Embroiled in a federal lawsuit that has sparked a fierce debate over the limits of government censorship, the Massachusetts Bay Transportation Authority (MBTA) accepted yesterday a new pro-Israel / anti-jihad advertisement to run on MBTA buses. On January 3, 2014, the American Freedom Defense Initiative (AFDI), through its executive director, Pamela Geller, submitted an advertisement to the MBTA that stated: “In any war between the civilized man and those engaged in savage acts, support the civilized man. Defeat violent jihad. Support Israel.”
The “Defeat Violent Jihad” advertisement was in response to a recent ruling in the United States District Court for the District of Massachusetts that upheld the MBTA’s censorship of a previous pro-Israel advertisement submitted by AFDI, finding that the censorship was “reasonable.” The court agreed in part with the MBTA’s conclusion that the advertisement was demeaning toward Muslims.
The prior advertisement, which is now the subject of an appeal to the U.S. Court of Appeals for the First Circuit, stated: “In any war between the civilized man and the savage, support the civilized man. Support Israel. Defeat jihad.” The MBTA rejected the advertisement because it believed that the use of the word “savage” as a noun refers to all Muslims and that “jihad,” even in the context of war, might “possibly” refer to a Muslim’s duty of introspection and self-improvement rather than violent acts of terrorism.
As a result, to demonstrate the absurdity of the MBTA’s censorship, AFDI modified the prior ad to replace “savage” with “those engaged in savage acts” and “Defeat Jihad” with “Defeat Violent Jihad.” In light of the federal court’s ruling, the MBTA found these modifications to be “reasonable.”
David Yerushalmi, Co-Founder and Senior Counsel of the American Freedom Law Center (AFLC) commented:
“The MBTA, employing its ad hoc ‘reasonableness’ test, has ostensibly determined that a ‘savage’ is different from one who commits ‘savage acts,’ and that ‘violent jihad’ is less offensive than mere ‘jihad.’ Due to the MBTA’s quick response to the modified ad, it is unlikely that the MBTA consulted with English professors and Islamic scholars to affirm its linguistic gymnastics. In fact, our clients will soon be submitting yet another advertisement to further test these boundaries.”

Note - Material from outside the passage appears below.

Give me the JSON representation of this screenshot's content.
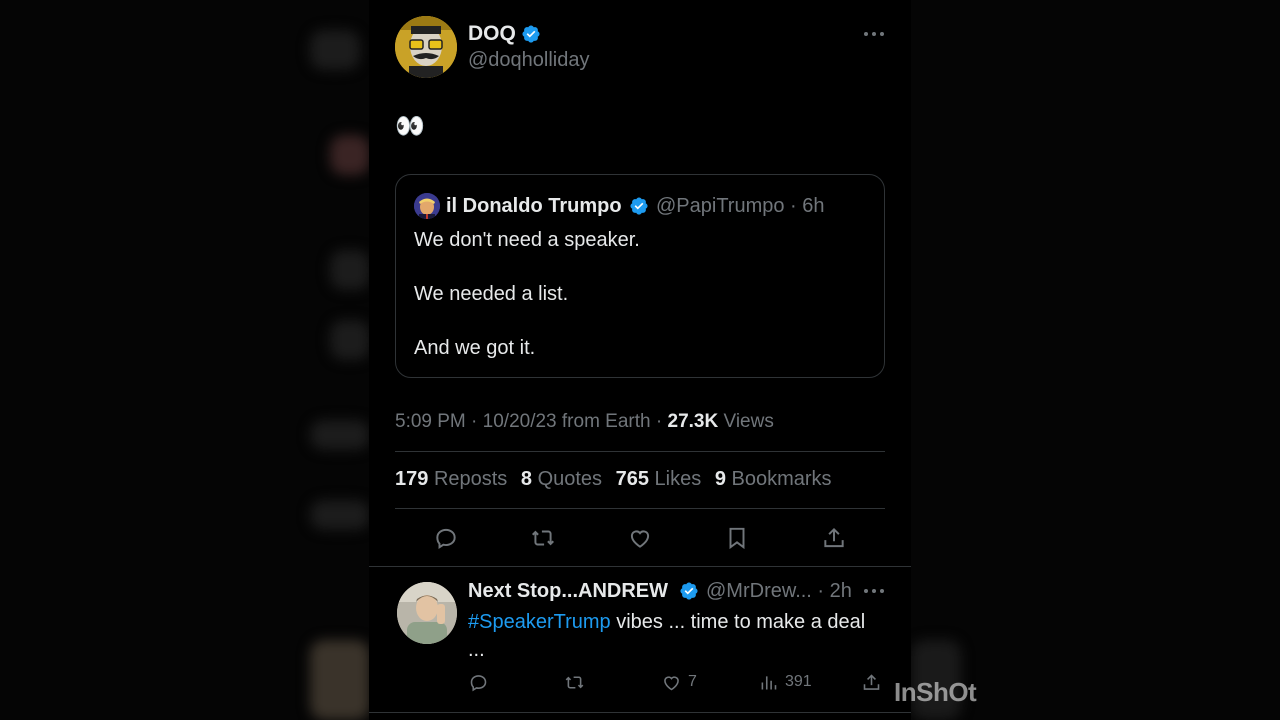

Robert Muise, Co-Founder and Senior Counsel of AFLC, commented:
“The acceptance of the new advertisement accomplished our main goal: to point out the absurdity of the MBTA’s position. Indeed, it is a strange principle of First Amendment jurisprudence that would reduce the fundamental right to freedom of speech to a determination as to whether the speech at issue is a noun or an adjective.”

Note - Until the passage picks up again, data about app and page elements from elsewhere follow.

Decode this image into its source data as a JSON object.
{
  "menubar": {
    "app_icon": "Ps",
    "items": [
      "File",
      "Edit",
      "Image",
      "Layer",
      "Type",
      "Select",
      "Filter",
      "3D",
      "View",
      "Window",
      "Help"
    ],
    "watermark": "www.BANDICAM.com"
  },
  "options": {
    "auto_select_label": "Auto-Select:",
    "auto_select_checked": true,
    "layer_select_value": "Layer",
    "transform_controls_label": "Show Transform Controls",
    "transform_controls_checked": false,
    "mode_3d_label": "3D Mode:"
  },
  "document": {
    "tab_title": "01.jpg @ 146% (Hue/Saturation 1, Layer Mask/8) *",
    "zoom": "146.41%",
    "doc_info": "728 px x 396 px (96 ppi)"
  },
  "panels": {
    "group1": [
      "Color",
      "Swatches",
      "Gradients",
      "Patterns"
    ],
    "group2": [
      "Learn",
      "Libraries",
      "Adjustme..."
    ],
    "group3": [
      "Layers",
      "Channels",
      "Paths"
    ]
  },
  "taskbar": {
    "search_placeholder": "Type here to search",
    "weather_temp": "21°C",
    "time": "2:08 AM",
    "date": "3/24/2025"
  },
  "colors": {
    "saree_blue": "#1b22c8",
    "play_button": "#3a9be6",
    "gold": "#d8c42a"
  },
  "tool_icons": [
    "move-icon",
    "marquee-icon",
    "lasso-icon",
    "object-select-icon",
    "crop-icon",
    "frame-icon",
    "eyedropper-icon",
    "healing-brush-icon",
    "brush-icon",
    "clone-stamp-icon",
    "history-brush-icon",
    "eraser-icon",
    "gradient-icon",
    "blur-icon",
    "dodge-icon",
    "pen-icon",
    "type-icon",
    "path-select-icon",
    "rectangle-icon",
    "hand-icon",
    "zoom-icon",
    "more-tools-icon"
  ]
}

Notwithstanding these latest developments, the litigation continues over the MBTA’s censorship of the original advertisement in that AFLC is appealing the lower court’s ruling to the U.S. Court of Appeals for the First Circuit.